You got to do more, Pakistan tells United States
The shoe’s on the other foot. The Pakistani army is saying that it’s being let down by U.S. forces in eastern Afghanistan just when it has made hard-fought gains against militants along its stretch of the border.
Some 700 militants have fled a successful military offensive in Pakistan’s Bajaur tribal agency to the Afghan province of Kunar just over the border but no action had been taken against them, according to a Reuters report from the area.
That’s the sort of criticism that U.S. military officials had repeatedly levelled against Pakistan over the past couple of years and only in recent months some of it has quietened down as Islamabad turns up the heat on the Taliban.
Is there really a lack of resolve on the Afghan side of the troubled border? Or is it that the Americans are changing strategy? Foreign troop presence has been thinning in recent months in sparsely populated Kunar under U.S. and NATO commander Lieutenant General Stanley McChrystal’s new counter-strategy focused on improving security in population centres.
Indeed this week the United States completed its pullout from the remote Korengal outpost in Kunar after four years of trying to crush the insurgency in near daily battles in a place that came to be called the Valley of Death.
Under the new strategy it’s better to put soldiers in cities and towns where they could protect people and help them connect to the Afghan government instead of fighting for isolated mountain regions such as the Korengal.
“The area was once very operationally important, but appropriate to the new strategy, we are focusing our efforts on population centers,” said U.S. Army Col. Randy George according to a NATO statement announcing the pullout. He said they will still be able to conduct operations there even without the base.
But how will the withdrawal impact Pakistan in its fight with the Taliban? The army says many of its problems in Bajaur where it deployed in late 2008 are now caused by fighters coming over from the border belt where they can find sanctuary and buy arms in a large swathe of territory up to the Kunar river.
“Afghanistan is the breeding ground for problems in Pakistan, and not the other way around,” army Col Nauman Saeed said.
Some people are saying the withdrawal of forces undermines Afghan security as much as it does Pakistan’s. Insurgents could use Korengal as a haven to plan attacks in other parts of Afghanistan the Washington Post writes.

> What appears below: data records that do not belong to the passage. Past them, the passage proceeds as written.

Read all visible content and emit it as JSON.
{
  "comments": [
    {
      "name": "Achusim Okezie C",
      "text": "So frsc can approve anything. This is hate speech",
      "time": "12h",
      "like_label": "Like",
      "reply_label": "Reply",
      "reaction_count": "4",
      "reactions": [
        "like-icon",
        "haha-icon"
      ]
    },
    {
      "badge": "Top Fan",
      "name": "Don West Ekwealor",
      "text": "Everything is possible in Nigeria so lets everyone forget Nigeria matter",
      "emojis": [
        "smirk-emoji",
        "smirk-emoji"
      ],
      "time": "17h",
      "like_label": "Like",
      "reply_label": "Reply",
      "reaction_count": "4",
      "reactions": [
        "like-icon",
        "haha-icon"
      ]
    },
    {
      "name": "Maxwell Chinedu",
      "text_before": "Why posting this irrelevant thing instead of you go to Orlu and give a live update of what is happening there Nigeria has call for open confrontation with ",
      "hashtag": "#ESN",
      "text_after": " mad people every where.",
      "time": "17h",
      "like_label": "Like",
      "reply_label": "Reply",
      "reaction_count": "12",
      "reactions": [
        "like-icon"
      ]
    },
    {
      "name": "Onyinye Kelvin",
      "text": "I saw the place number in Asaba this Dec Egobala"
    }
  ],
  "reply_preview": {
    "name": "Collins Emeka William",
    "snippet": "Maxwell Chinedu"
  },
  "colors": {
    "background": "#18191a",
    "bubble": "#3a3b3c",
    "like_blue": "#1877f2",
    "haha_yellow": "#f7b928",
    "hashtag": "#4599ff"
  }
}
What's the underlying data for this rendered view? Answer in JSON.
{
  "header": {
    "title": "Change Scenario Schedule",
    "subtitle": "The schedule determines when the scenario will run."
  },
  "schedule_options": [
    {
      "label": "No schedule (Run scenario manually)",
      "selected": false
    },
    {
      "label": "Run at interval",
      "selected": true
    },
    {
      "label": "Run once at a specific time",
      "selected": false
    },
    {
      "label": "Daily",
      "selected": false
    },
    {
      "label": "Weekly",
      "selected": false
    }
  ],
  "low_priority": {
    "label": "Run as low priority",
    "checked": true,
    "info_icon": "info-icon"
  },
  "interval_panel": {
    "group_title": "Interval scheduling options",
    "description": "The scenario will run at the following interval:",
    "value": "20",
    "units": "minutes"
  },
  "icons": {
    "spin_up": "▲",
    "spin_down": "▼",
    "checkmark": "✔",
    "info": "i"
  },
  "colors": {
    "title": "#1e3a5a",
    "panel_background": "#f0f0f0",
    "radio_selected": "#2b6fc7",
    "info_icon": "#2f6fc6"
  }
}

It could also offer proof to other Afghans that U.S. troops can be forced out. Though sparsely populated, Kunar and Nuristan provinces have a long history of strident resistance to outsiders. Kunar was one of the first places to rise up against the Soviet occupation in the 1980s, giving the area the label of “cradle of jihad”. Among the groups that have operated here in the past is the Lashkar-e-Taiba, long seen to have links with Pakistan’s Inter-Services Intelligence which probably makes the Pakistani task a bit more difficult.